RAW DATA =>

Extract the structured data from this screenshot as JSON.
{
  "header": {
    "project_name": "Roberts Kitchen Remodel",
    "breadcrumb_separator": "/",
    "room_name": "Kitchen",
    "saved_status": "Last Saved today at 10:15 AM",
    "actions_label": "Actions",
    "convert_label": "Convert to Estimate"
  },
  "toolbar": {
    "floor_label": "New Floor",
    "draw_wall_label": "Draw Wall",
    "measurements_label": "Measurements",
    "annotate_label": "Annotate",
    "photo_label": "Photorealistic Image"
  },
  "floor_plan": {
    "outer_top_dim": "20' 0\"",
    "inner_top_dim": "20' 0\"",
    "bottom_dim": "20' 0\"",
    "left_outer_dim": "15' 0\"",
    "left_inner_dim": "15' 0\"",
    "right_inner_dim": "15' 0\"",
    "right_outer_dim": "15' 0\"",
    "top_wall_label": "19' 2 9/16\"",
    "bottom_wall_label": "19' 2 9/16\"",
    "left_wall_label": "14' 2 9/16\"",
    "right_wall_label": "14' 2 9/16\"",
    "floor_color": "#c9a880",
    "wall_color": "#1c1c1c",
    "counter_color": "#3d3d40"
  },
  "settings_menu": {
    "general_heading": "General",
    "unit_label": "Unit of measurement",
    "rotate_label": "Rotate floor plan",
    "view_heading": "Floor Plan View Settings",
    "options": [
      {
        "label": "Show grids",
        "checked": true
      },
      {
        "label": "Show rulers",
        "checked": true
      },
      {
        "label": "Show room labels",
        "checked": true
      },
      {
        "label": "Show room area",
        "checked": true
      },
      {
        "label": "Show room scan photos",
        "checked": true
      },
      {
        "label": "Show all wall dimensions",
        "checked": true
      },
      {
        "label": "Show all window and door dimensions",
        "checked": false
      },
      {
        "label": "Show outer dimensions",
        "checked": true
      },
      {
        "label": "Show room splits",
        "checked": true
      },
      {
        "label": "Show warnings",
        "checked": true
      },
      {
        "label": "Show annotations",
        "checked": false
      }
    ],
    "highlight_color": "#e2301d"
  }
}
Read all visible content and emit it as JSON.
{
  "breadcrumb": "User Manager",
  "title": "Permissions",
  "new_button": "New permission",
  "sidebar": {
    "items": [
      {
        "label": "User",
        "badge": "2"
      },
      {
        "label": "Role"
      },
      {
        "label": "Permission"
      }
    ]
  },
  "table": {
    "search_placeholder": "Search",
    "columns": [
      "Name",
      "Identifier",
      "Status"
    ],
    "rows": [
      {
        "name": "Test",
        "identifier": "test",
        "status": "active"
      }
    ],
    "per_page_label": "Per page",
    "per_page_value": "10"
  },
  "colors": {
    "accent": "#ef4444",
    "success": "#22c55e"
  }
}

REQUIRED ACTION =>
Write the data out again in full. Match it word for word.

WORKED SOLUTION =>
Extract the structured data from this screenshot as JSON.
{
  "header": {
    "project_name": "Roberts Kitchen Remodel",
    "breadcrumb_separator": "/",
    "room_name": "Kitchen",
    "saved_status": "Last Saved today at 10:15 AM",
    "actions_label": "Actions",
    "convert_label": "Convert to Estimate"
  },
  "toolbar": {
    "floor_label": "New Floor",
    "draw_wall_label": "Draw Wall",
    "measurements_label": "Measurements",
    "annotate_label": "Annotate",
    "photo_label": "Photorealistic Image"
  },
  "floor_plan": {
    "outer_top_dim": "20' 0\"",
    "inner_top_dim": "20' 0\"",
    "bottom_dim": "20' 0\"",
    "left_outer_dim": "15' 0\"",
    "left_inner_dim": "15' 0\"",
    "right_inner_dim": "15' 0\"",
    "right_outer_dim": "15' 0\"",
    "top_wall_label": "19' 2 9/16\"",
    "bottom_wall_label": "19' 2 9/16\"",
    "left_wall_label": "14' 2 9/16\"",
    "right_wall_label": "14' 2 9/16\"",
    "floor_color": "#c9a880",
    "wall_color": "#1c1c1c",
    "counter_color": "#3d3d40"
  },
  "settings_menu": {
    "general_heading": "General",
    "unit_label": "Unit of measurement",
    "rotate_label": "Rotate floor plan",
    "view_heading": "Floor Plan View Settings",
    "options": [
      {
        "label": "Show grids",
        "checked": true
      },
      {
        "label": "Show rulers",
        "checked": true
      },
      {
        "label": "Show room labels",
        "checked": true
      },
      {
        "label": "Show room area",
        "checked": true
      },
      {
        "label": "Show room scan photos",
        "checked": true
      },
      {
        "label": "Show all wall dimensions",
        "checked": true
      },
      {
        "label": "Show all window and door dimensions",
        "checked": false
      },
      {
        "label": "Show outer dimensions",
        "checked": true
      },
      {
        "label": "Show room splits",
        "checked": true
      },
      {
        "label": "Show warnings",
        "checked": true
      },
      {
        "label": "Show annotations",
        "checked": false
      }
    ],
    "highlight_color": "#e2301d"
  }
}
Read all visible content and emit it as JSON.
{
  "breadcrumb": "User Manager",
  "title": "Permissions",
  "new_button": "New permission",
  "sidebar": {
    "items": [
      {
        "label": "User",
        "badge": "2"
      },
      {
        "label": "Role"
      },
      {
        "label": "Permission"
      }
    ]
  },
  "table": {
    "search_placeholder": "Search",
    "columns": [
      "Name",
      "Identifier",
      "Status"
    ],
    "rows": [
      {
        "name": "Test",
        "identifier": "test",
        "status": "active"
      }
    ],
    "per_page_label": "Per page",
    "per_page_value": "10"
  },
  "colors": {
    "accent": "#ef4444",
    "success": "#22c55e"
  }
}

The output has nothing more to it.